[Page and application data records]
=== Section Start ===
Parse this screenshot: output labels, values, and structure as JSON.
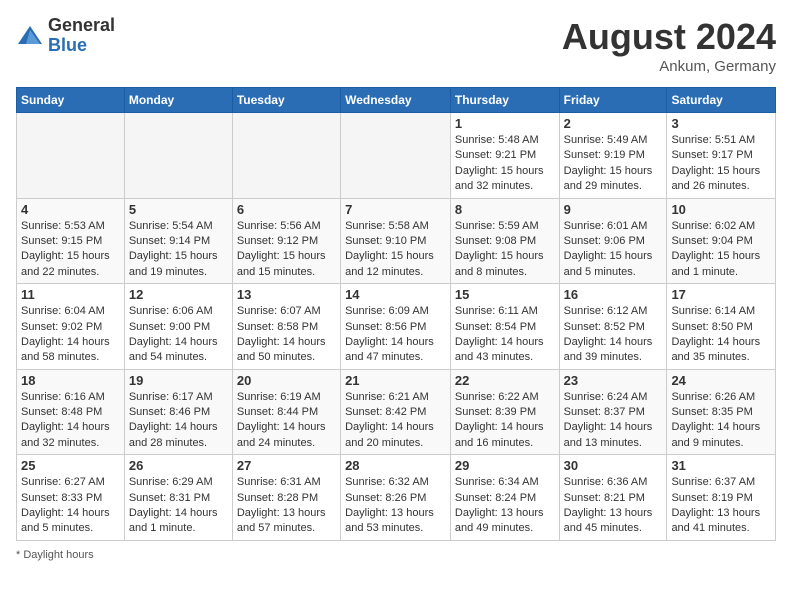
{
  "header": {
    "logo_general": "General",
    "logo_blue": "Blue",
    "month_title": "August 2024",
    "location": "Ankum, Germany"
  },
  "weekdays": [
    "Sunday",
    "Monday",
    "Tuesday",
    "Wednesday",
    "Thursday",
    "Friday",
    "Saturday"
  ],
  "weeks": [
    [
      {
        "day": "",
        "empty": true
      },
      {
        "day": "",
        "empty": true
      },
      {
        "day": "",
        "empty": true
      },
      {
        "day": "",
        "empty": true
      },
      {
        "day": "1",
        "sunrise": "5:48 AM",
        "sunset": "9:21 PM",
        "daylight": "15 hours and 32 minutes."
      },
      {
        "day": "2",
        "sunrise": "5:49 AM",
        "sunset": "9:19 PM",
        "daylight": "15 hours and 29 minutes."
      },
      {
        "day": "3",
        "sunrise": "5:51 AM",
        "sunset": "9:17 PM",
        "daylight": "15 hours and 26 minutes."
      }
    ],
    [
      {
        "day": "4",
        "sunrise": "5:53 AM",
        "sunset": "9:15 PM",
        "daylight": "15 hours and 22 minutes."
      },
      {
        "day": "5",
        "sunrise": "5:54 AM",
        "sunset": "9:14 PM",
        "daylight": "15 hours and 19 minutes."
      },
      {
        "day": "6",
        "sunrise": "5:56 AM",
        "sunset": "9:12 PM",
        "daylight": "15 hours and 15 minutes."
      },
      {
        "day": "7",
        "sunrise": "5:58 AM",
        "sunset": "9:10 PM",
        "daylight": "15 hours and 12 minutes."
      },
      {
        "day": "8",
        "sunrise": "5:59 AM",
        "sunset": "9:08 PM",
        "daylight": "15 hours and 8 minutes."
      },
      {
        "day": "9",
        "sunrise": "6:01 AM",
        "sunset": "9:06 PM",
        "daylight": "15 hours and 5 minutes."
      },
      {
        "day": "10",
        "sunrise": "6:02 AM",
        "sunset": "9:04 PM",
        "daylight": "15 hours and 1 minute."
      }
    ],
    [
      {
        "day": "11",
        "sunrise": "6:04 AM",
        "sunset": "9:02 PM",
        "daylight": "14 hours and 58 minutes."
      },
      {
        "day": "12",
        "sunrise": "6:06 AM",
        "sunset": "9:00 PM",
        "daylight": "14 hours and 54 minutes."
      },
      {
        "day": "13",
        "sunrise": "6:07 AM",
        "sunset": "8:58 PM",
        "daylight": "14 hours and 50 minutes."
      },
      {
        "day": "14",
        "sunrise": "6:09 AM",
        "sunset": "8:56 PM",
        "daylight": "14 hours and 47 minutes."
      },
      {
        "day": "15",
        "sunrise": "6:11 AM",
        "sunset": "8:54 PM",
        "daylight": "14 hours and 43 minutes."
      },
      {
        "day": "16",
        "sunrise": "6:12 AM",
        "sunset": "8:52 PM",
        "daylight": "14 hours and 39 minutes."
      },
      {
        "day": "17",
        "sunrise": "6:14 AM",
        "sunset": "8:50 PM",
        "daylight": "14 hours and 35 minutes."
      }
    ],
    [
      {
        "day": "18",
        "sunrise": "6:16 AM",
        "sunset": "8:48 PM",
        "daylight": "14 hours and 32 minutes."
      },
      {
        "day": "19",
        "sunrise": "6:17 AM",
        "sunset": "8:46 PM",
        "daylight": "14 hours and 28 minutes."
      },
      {
        "day": "20",
        "sunrise": "6:19 AM",
        "sunset": "8:44 PM",
        "daylight": "14 hours and 24 minutes."
      },
      {
        "day": "21",
        "sunrise": "6:21 AM",
        "sunset": "8:42 PM",
        "daylight": "14 hours and 20 minutes."
      },
      {
        "day": "22",
        "sunrise": "6:22 AM",
        "sunset": "8:39 PM",
        "daylight": "14 hours and 16 minutes."
      },
      {
        "day": "23",
        "sunrise": "6:24 AM",
        "sunset": "8:37 PM",
        "daylight": "14 hours and 13 minutes."
      },
      {
        "day": "24",
        "sunrise": "6:26 AM",
        "sunset": "8:35 PM",
        "daylight": "14 hours and 9 minutes."
      }
    ],
    [
      {
        "day": "25",
        "sunrise": "6:27 AM",
        "sunset": "8:33 PM",
        "daylight": "14 hours and 5 minutes."
      },
      {
        "day": "26",
        "sunrise": "6:29 AM",
        "sunset": "8:31 PM",
        "daylight": "14 hours and 1 minute."
      },
      {
        "day": "27",
        "sunrise": "6:31 AM",
        "sunset": "8:28 PM",
        "daylight": "13 hours and 57 minutes."
      },
      {
        "day": "28",
        "sunrise": "6:32 AM",
        "sunset": "8:26 PM",
        "daylight": "13 hours and 53 minutes."
      },
      {
        "day": "29",
        "sunrise": "6:34 AM",
        "sunset": "8:24 PM",
        "daylight": "13 hours and 49 minutes."
      },
      {
        "day": "30",
        "sunrise": "6:36 AM",
        "sunset": "8:21 PM",
        "daylight": "13 hours and 45 minutes."
      },
      {
        "day": "31",
        "sunrise": "6:37 AM",
        "sunset": "8:19 PM",
        "daylight": "13 hours and 41 minutes."
      }
    ]
  ],
  "footer": {
    "note": "Daylight hours"
  }
}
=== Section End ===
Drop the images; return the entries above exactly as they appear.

Parse this screenshot: output labels, values, and structure as JSON.
{
  "header": {
    "logo_general": "General",
    "logo_blue": "Blue",
    "month_title": "August 2024",
    "location": "Ankum, Germany"
  },
  "weekdays": [
    "Sunday",
    "Monday",
    "Tuesday",
    "Wednesday",
    "Thursday",
    "Friday",
    "Saturday"
  ],
  "weeks": [
    [
      {
        "day": "",
        "empty": true
      },
      {
        "day": "",
        "empty": true
      },
      {
        "day": "",
        "empty": true
      },
      {
        "day": "",
        "empty": true
      },
      {
        "day": "1",
        "sunrise": "5:48 AM",
        "sunset": "9:21 PM",
        "daylight": "15 hours and 32 minutes."
      },
      {
        "day": "2",
        "sunrise": "5:49 AM",
        "sunset": "9:19 PM",
        "daylight": "15 hours and 29 minutes."
      },
      {
        "day": "3",
        "sunrise": "5:51 AM",
        "sunset": "9:17 PM",
        "daylight": "15 hours and 26 minutes."
      }
    ],
    [
      {
        "day": "4",
        "sunrise": "5:53 AM",
        "sunset": "9:15 PM",
        "daylight": "15 hours and 22 minutes."
      },
      {
        "day": "5",
        "sunrise": "5:54 AM",
        "sunset": "9:14 PM",
        "daylight": "15 hours and 19 minutes."
      },
      {
        "day": "6",
        "sunrise": "5:56 AM",
        "sunset": "9:12 PM",
        "daylight": "15 hours and 15 minutes."
      },
      {
        "day": "7",
        "sunrise": "5:58 AM",
        "sunset": "9:10 PM",
        "daylight": "15 hours and 12 minutes."
      },
      {
        "day": "8",
        "sunrise": "5:59 AM",
        "sunset": "9:08 PM",
        "daylight": "15 hours and 8 minutes."
      },
      {
        "day": "9",
        "sunrise": "6:01 AM",
        "sunset": "9:06 PM",
        "daylight": "15 hours and 5 minutes."
      },
      {
        "day": "10",
        "sunrise": "6:02 AM",
        "sunset": "9:04 PM",
        "daylight": "15 hours and 1 minute."
      }
    ],
    [
      {
        "day": "11",
        "sunrise": "6:04 AM",
        "sunset": "9:02 PM",
        "daylight": "14 hours and 58 minutes."
      },
      {
        "day": "12",
        "sunrise": "6:06 AM",
        "sunset": "9:00 PM",
        "daylight": "14 hours and 54 minutes."
      },
      {
        "day": "13",
        "sunrise": "6:07 AM",
        "sunset": "8:58 PM",
        "daylight": "14 hours and 50 minutes."
      },
      {
        "day": "14",
        "sunrise": "6:09 AM",
        "sunset": "8:56 PM",
        "daylight": "14 hours and 47 minutes."
      },
      {
        "day": "15",
        "sunrise": "6:11 AM",
        "sunset": "8:54 PM",
        "daylight": "14 hours and 43 minutes."
      },
      {
        "day": "16",
        "sunrise": "6:12 AM",
        "sunset": "8:52 PM",
        "daylight": "14 hours and 39 minutes."
      },
      {
        "day": "17",
        "sunrise": "6:14 AM",
        "sunset": "8:50 PM",
        "daylight": "14 hours and 35 minutes."
      }
    ],
    [
      {
        "day": "18",
        "sunrise": "6:16 AM",
        "sunset": "8:48 PM",
        "daylight": "14 hours and 32 minutes."
      },
      {
        "day": "19",
        "sunrise": "6:17 AM",
        "sunset": "8:46 PM",
        "daylight": "14 hours and 28 minutes."
      },
      {
        "day": "20",
        "sunrise": "6:19 AM",
        "sunset": "8:44 PM",
        "daylight": "14 hours and 24 minutes."
      },
      {
        "day": "21",
        "sunrise": "6:21 AM",
        "sunset": "8:42 PM",
        "daylight": "14 hours and 20 minutes."
      },
      {
        "day": "22",
        "sunrise": "6:22 AM",
        "sunset": "8:39 PM",
        "daylight": "14 hours and 16 minutes."
      },
      {
        "day": "23",
        "sunrise": "6:24 AM",
        "sunset": "8:37 PM",
        "daylight": "14 hours and 13 minutes."
      },
      {
        "day": "24",
        "sunrise": "6:26 AM",
        "sunset": "8:35 PM",
        "daylight": "14 hours and 9 minutes."
      }
    ],
    [
      {
        "day": "25",
        "sunrise": "6:27 AM",
        "sunset": "8:33 PM",
        "daylight": "14 hours and 5 minutes."
      },
      {
        "day": "26",
        "sunrise": "6:29 AM",
        "sunset": "8:31 PM",
        "daylight": "14 hours and 1 minute."
      },
      {
        "day": "27",
        "sunrise": "6:31 AM",
        "sunset": "8:28 PM",
        "daylight": "13 hours and 57 minutes."
      },
      {
        "day": "28",
        "sunrise": "6:32 AM",
        "sunset": "8:26 PM",
        "daylight": "13 hours and 53 minutes."
      },
      {
        "day": "29",
        "sunrise": "6:34 AM",
        "sunset": "8:24 PM",
        "daylight": "13 hours and 49 minutes."
      },
      {
        "day": "30",
        "sunrise": "6:36 AM",
        "sunset": "8:21 PM",
        "daylight": "13 hours and 45 minutes."
      },
      {
        "day": "31",
        "sunrise": "6:37 AM",
        "sunset": "8:19 PM",
        "daylight": "13 hours and 41 minutes."
      }
    ]
  ],
  "footer": {
    "note": "Daylight hours"
  }
}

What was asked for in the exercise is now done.